→ **TASK INPUT**:
- Opening Delimiter -

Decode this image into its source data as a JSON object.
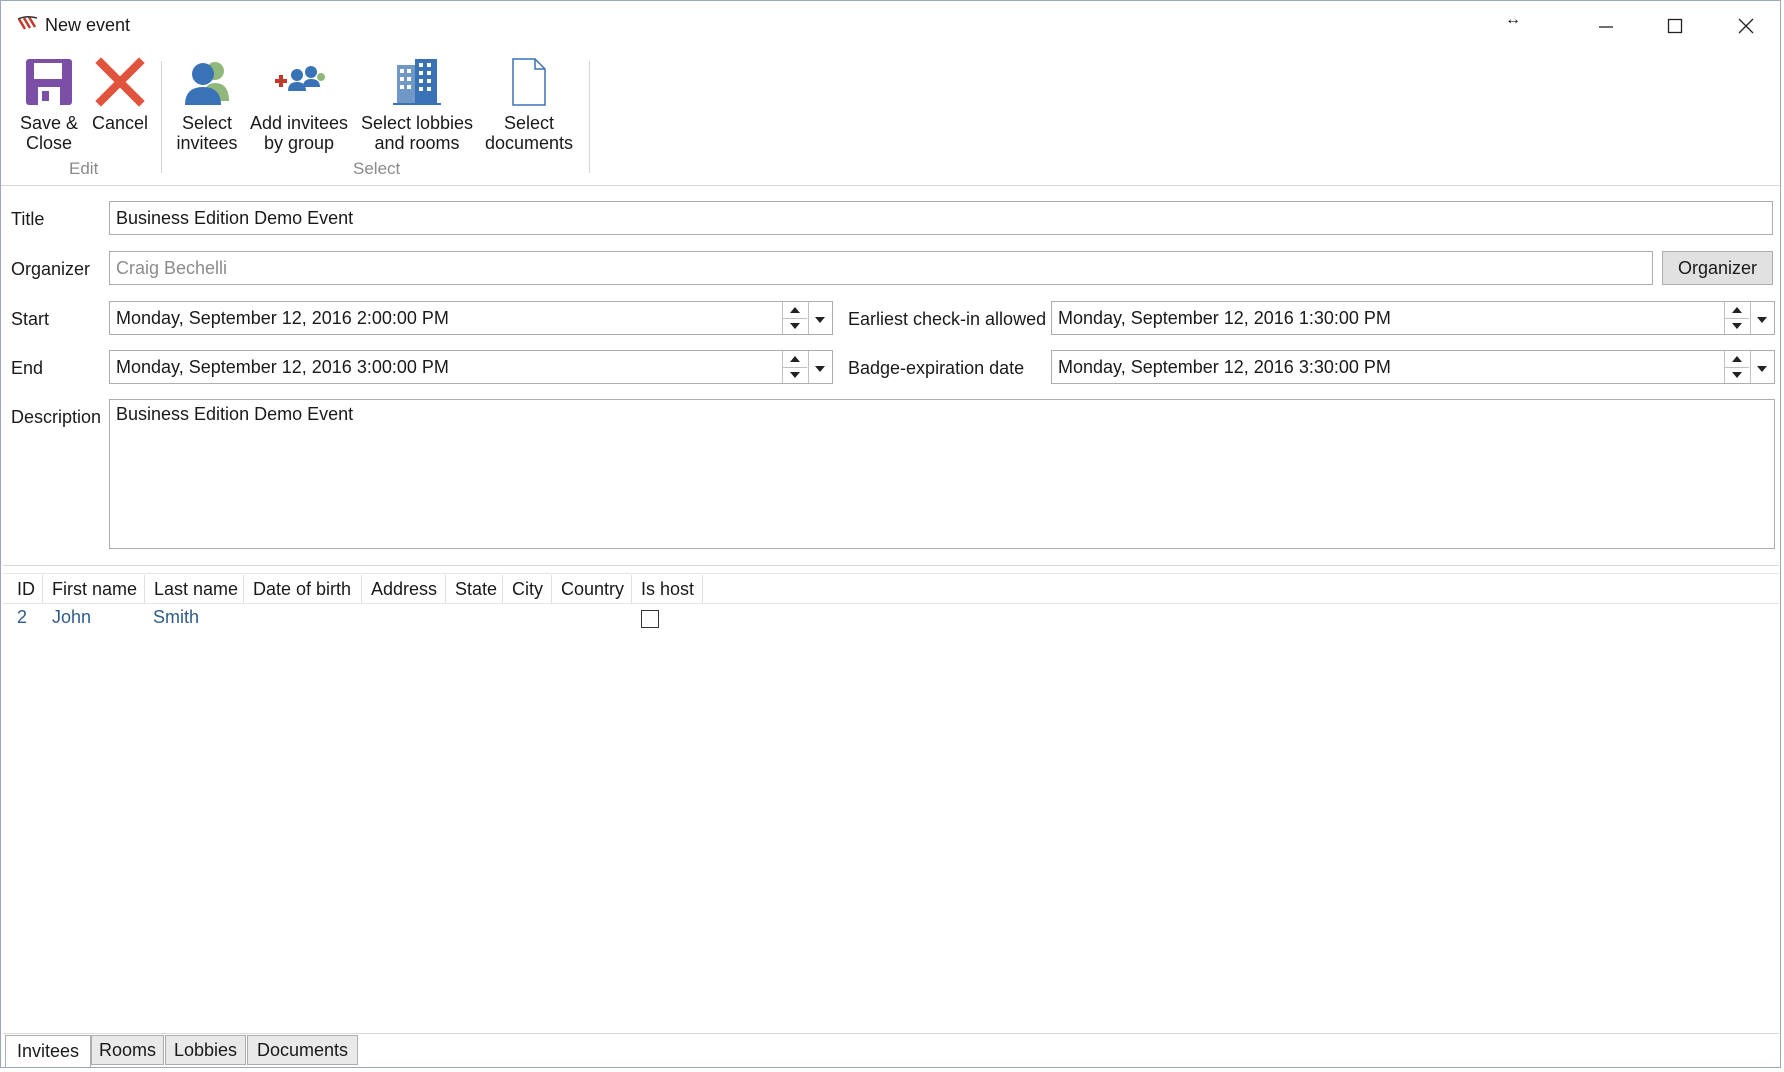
{
  "window": {
    "title": "New event",
    "resize_glyph": "↔"
  },
  "ribbon": {
    "buttons": [
      {
        "label": "Save &\nClose",
        "icon": "floppy-disk-icon"
      },
      {
        "label": "Cancel",
        "icon": "red-x-icon"
      },
      {
        "label": "Select\ninvitees",
        "icon": "person-icon"
      },
      {
        "label": "Add invitees\nby group",
        "icon": "add-group-icon"
      },
      {
        "label": "Select lobbies\nand rooms",
        "icon": "building-icon"
      },
      {
        "label": "Select\ndocuments",
        "icon": "document-icon"
      }
    ],
    "groups": {
      "edit": "Edit",
      "select": "Select"
    }
  },
  "form": {
    "title_label": "Title",
    "title_value": "Business Edition Demo Event",
    "organizer_label": "Organizer",
    "organizer_value": "Craig  Bechelli",
    "organizer_button": "Organizer",
    "start_label": "Start",
    "start_value": "Monday, September 12, 2016 2:00:00 PM",
    "end_label": "End",
    "end_value": "Monday, September 12, 2016 3:00:00 PM",
    "checkin_label": "Earliest check-in allowed",
    "checkin_value": "Monday, September 12, 2016 1:30:00 PM",
    "badge_label": "Badge-expiration date",
    "badge_value": "Monday, September 12, 2016 3:30:00 PM",
    "description_label": "Description",
    "description_value": "Business Edition Demo Event"
  },
  "grid": {
    "columns": [
      "ID",
      "First name",
      "Last name",
      "Date of birth",
      "Address",
      "State",
      "City",
      "Country",
      "Is host"
    ],
    "rows": [
      {
        "id": "2",
        "first_name": "John",
        "last_name": "Smith",
        "is_host": false
      }
    ]
  },
  "tabs": [
    "Invitees",
    "Rooms",
    "Lobbies",
    "Documents"
  ],
  "colors": {
    "accent_purple": "#7b4fa6",
    "cancel_red": "#e0533d",
    "link_blue": "#2e5c8a"
  }
}
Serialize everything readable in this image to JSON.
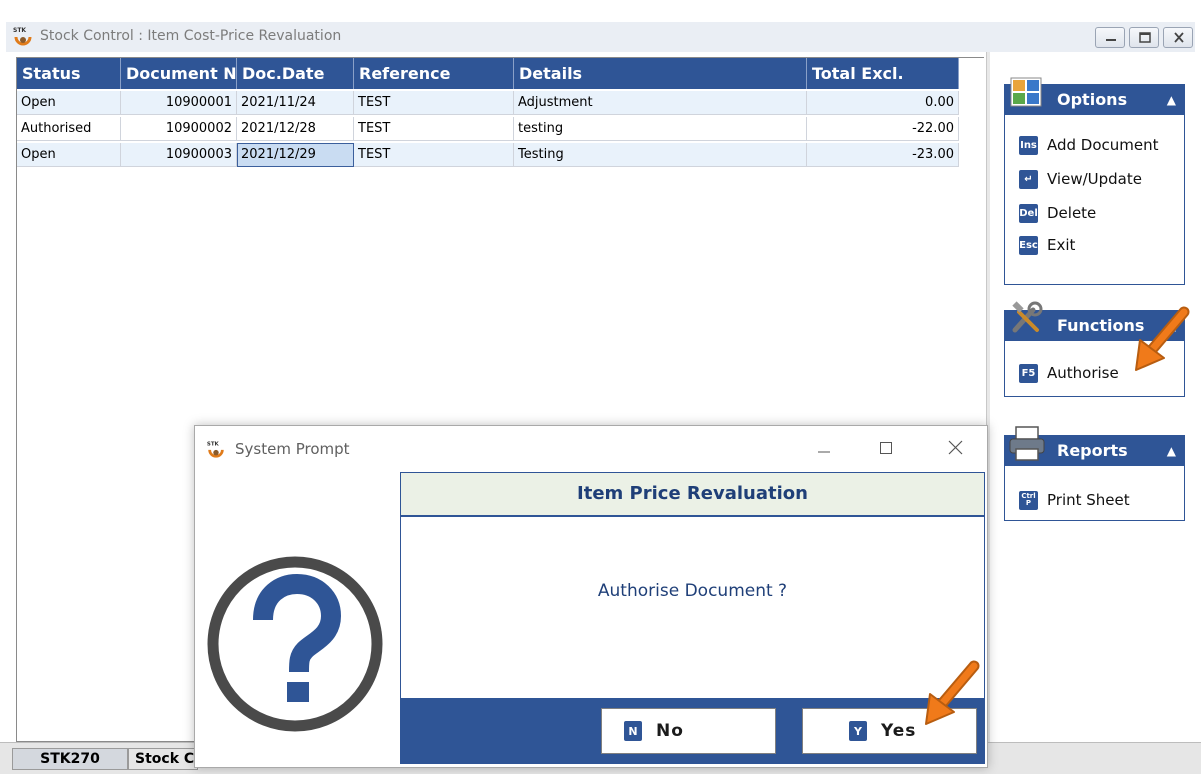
{
  "window": {
    "title": "Stock Control : Item Cost-Price Revaluation"
  },
  "grid": {
    "columns": [
      "Status",
      "Document N",
      "Doc.Date",
      "Reference",
      "Details",
      "Total Excl."
    ],
    "rows": [
      [
        "Open",
        "10900001",
        "2021/11/24",
        "TEST",
        "Adjustment",
        "0.00"
      ],
      [
        "Authorised",
        "10900002",
        "2021/12/28",
        "TEST",
        "testing",
        "-22.00"
      ],
      [
        "Open",
        "10900003",
        "2021/12/29",
        "TEST",
        "Testing",
        "-23.00"
      ]
    ]
  },
  "options": {
    "title": "Options",
    "items": [
      {
        "key": "Ins",
        "label": "Add Document"
      },
      {
        "key": "↵",
        "label": "View/Update"
      },
      {
        "key": "Del",
        "label": "Delete"
      },
      {
        "key": "Esc",
        "label": "Exit"
      }
    ]
  },
  "functions": {
    "title": "Functions",
    "items": [
      {
        "key": "F5",
        "label": "Authorise"
      }
    ]
  },
  "reports": {
    "title": "Reports",
    "items": [
      {
        "key": "Ctrl P",
        "label": "Print Sheet"
      }
    ]
  },
  "statusbar": {
    "code": "STK270",
    "module": "Stock C"
  },
  "dialog": {
    "title": "System Prompt",
    "header": "Item Price Revaluation",
    "message": "Authorise Document ?",
    "no": {
      "key": "N",
      "label": "No"
    },
    "yes": {
      "key": "Y",
      "label": "Yes"
    }
  },
  "colors": {
    "accent": "#2f5596",
    "header_bg": "#ebf1e6",
    "arrow": "#f07a1a"
  }
}
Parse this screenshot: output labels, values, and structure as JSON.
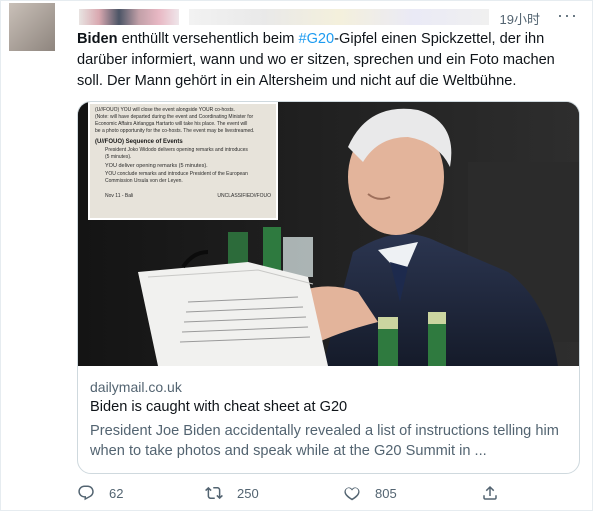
{
  "tweet": {
    "timestamp": "19小时",
    "more_label": "···",
    "text": {
      "bold": "Biden",
      "part1": " enthüllt versehentlich beim ",
      "hashtag": "#G20",
      "part2": "-Gipfel einen Spickzettel, der ihn darüber informiert, wann und wo er sitzen, sprechen und ein Foto machen soll. Der Mann gehört in ein Altersheim und nicht auf die Weltbühne."
    },
    "card": {
      "domain": "dailymail.co.uk",
      "title": "Biden is caught with cheat sheet at G20",
      "description": "President Joe Biden accidentally revealed a list of instructions telling him when to take photos and speak while at the G20 Summit in ...",
      "inset": {
        "lines": [
          "(U//FOUO) YOU will close the event alongside YOUR co-hosts.",
          "(Note: will have departed during the event and Coordinating Minister for",
          "Economic Affairs Airlangga Hartarto will take his place. The event will",
          "be a photo opportunity for the co-hosts. The event may be livestreamed.",
          "(U//FOUO) Sequence of Events",
          "President Joko Widodo delivers opening remarks and introduces",
          "(5 minutes).",
          "YOU deliver opening remarks (5 minutes).",
          "YOU conclude remarks and introduce President of the European",
          "Commission Ursula von der Leyen.",
          "Nov 11 - Bali",
          "UNCLASSIFIED//FOUO"
        ]
      }
    },
    "actions": {
      "reply": {
        "icon": "reply-icon",
        "count": "62"
      },
      "retweet": {
        "icon": "retweet-icon",
        "count": "250"
      },
      "like": {
        "icon": "heart-icon",
        "count": "805"
      },
      "share": {
        "icon": "share-icon"
      }
    }
  },
  "colors": {
    "accent": "#1d9bf0",
    "secondary_text": "#536471",
    "border": "#cfd9de"
  }
}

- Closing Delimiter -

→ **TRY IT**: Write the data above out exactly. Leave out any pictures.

→ **EXERCISE RESPONSE**:
Decode this image into its source data as a JSON object.
{
  "window": {
    "title": "New event",
    "resize_glyph": "↔"
  },
  "ribbon": {
    "buttons": [
      {
        "label": "Save &\nClose",
        "icon": "floppy-disk-icon"
      },
      {
        "label": "Cancel",
        "icon": "red-x-icon"
      },
      {
        "label": "Select\ninvitees",
        "icon": "person-icon"
      },
      {
        "label": "Add invitees\nby group",
        "icon": "add-group-icon"
      },
      {
        "label": "Select lobbies\nand rooms",
        "icon": "building-icon"
      },
      {
        "label": "Select\ndocuments",
        "icon": "document-icon"
      }
    ],
    "groups": {
      "edit": "Edit",
      "select": "Select"
    }
  },
  "form": {
    "title_label": "Title",
    "title_value": "Business Edition Demo Event",
    "organizer_label": "Organizer",
    "organizer_value": "Craig  Bechelli",
    "organizer_button": "Organizer",
    "start_label": "Start",
    "start_value": "Monday, September 12, 2016 2:00:00 PM",
    "end_label": "End",
    "end_value": "Monday, September 12, 2016 3:00:00 PM",
    "checkin_label": "Earliest check-in allowed",
    "checkin_value": "Monday, September 12, 2016 1:30:00 PM",
    "badge_label": "Badge-expiration date",
    "badge_value": "Monday, September 12, 2016 3:30:00 PM",
    "description_label": "Description",
    "description_value": "Business Edition Demo Event"
  },
  "grid": {
    "columns": [
      "ID",
      "First name",
      "Last name",
      "Date of birth",
      "Address",
      "State",
      "City",
      "Country",
      "Is host"
    ],
    "rows": [
      {
        "id": "2",
        "first_name": "John",
        "last_name": "Smith",
        "is_host": false
      }
    ]
  },
  "tabs": [
    "Invitees",
    "Rooms",
    "Lobbies",
    "Documents"
  ],
  "colors": {
    "accent_purple": "#7b4fa6",
    "cancel_red": "#e0533d",
    "link_blue": "#2e5c8a"
  }
}
Serialize everything readable in this image to JSON.
{
  "window": {
    "title": "Stock Control : Item Cost-Price Revaluation"
  },
  "grid": {
    "columns": [
      "Status",
      "Document N",
      "Doc.Date",
      "Reference",
      "Details",
      "Total Excl."
    ],
    "rows": [
      [
        "Open",
        "10900001",
        "2021/11/24",
        "TEST",
        "Adjustment",
        "0.00"
      ],
      [
        "Authorised",
        "10900002",
        "2021/12/28",
        "TEST",
        "testing",
        "-22.00"
      ],
      [
        "Open",
        "10900003",
        "2021/12/29",
        "TEST",
        "Testing",
        "-23.00"
      ]
    ]
  },
  "options": {
    "title": "Options",
    "items": [
      {
        "key": "Ins",
        "label": "Add Document"
      },
      {
        "key": "↵",
        "label": "View/Update"
      },
      {
        "key": "Del",
        "label": "Delete"
      },
      {
        "key": "Esc",
        "label": "Exit"
      }
    ]
  },
  "functions": {
    "title": "Functions",
    "items": [
      {
        "key": "F5",
        "label": "Authorise"
      }
    ]
  },
  "reports": {
    "title": "Reports",
    "items": [
      {
        "key": "Ctrl P",
        "label": "Print Sheet"
      }
    ]
  },
  "statusbar": {
    "code": "STK270",
    "module": "Stock C"
  },
  "dialog": {
    "title": "System Prompt",
    "header": "Item Price Revaluation",
    "message": "Authorise Document ?",
    "no": {
      "key": "N",
      "label": "No"
    },
    "yes": {
      "key": "Y",
      "label": "Yes"
    }
  },
  "colors": {
    "accent": "#2f5596",
    "header_bg": "#ebf1e6",
    "arrow": "#f07a1a"
  }
}
Parse this screenshot: output labels, values, and structure as JSON.
{
  "tweet": {
    "timestamp": "19小时",
    "more_label": "···",
    "text": {
      "bold": "Biden",
      "part1": " enthüllt versehentlich beim ",
      "hashtag": "#G20",
      "part2": "-Gipfel einen Spickzettel, der ihn darüber informiert, wann und wo er sitzen, sprechen und ein Foto machen soll. Der Mann gehört in ein Altersheim und nicht auf die Weltbühne."
    },
    "card": {
      "domain": "dailymail.co.uk",
      "title": "Biden is caught with cheat sheet at G20",
      "description": "President Joe Biden accidentally revealed a list of instructions telling him when to take photos and speak while at the G20 Summit in ...",
      "inset": {
        "lines": [
          "(U//FOUO) YOU will close the event alongside YOUR co-hosts.",
          "(Note: will have departed during the event and Coordinating Minister for",
          "Economic Affairs Airlangga Hartarto will take his place. The event will",
          "be a photo opportunity for the co-hosts. The event may be livestreamed.",
          "(U//FOUO) Sequence of Events",
          "President Joko Widodo delivers opening remarks and introduces",
          "(5 minutes).",
          "YOU deliver opening remarks (5 minutes).",
          "YOU conclude remarks and introduce President of the European",
          "Commission Ursula von der Leyen.",
          "Nov 11 - Bali",
          "UNCLASSIFIED//FOUO"
        ]
      }
    },
    "actions": {
      "reply": {
        "icon": "reply-icon",
        "count": "62"
      },
      "retweet": {
        "icon": "retweet-icon",
        "count": "250"
      },
      "like": {
        "icon": "heart-icon",
        "count": "805"
      },
      "share": {
        "icon": "share-icon"
      }
    }
  },
  "colors": {
    "accent": "#1d9bf0",
    "secondary_text": "#536471",
    "border": "#cfd9de"
  }
}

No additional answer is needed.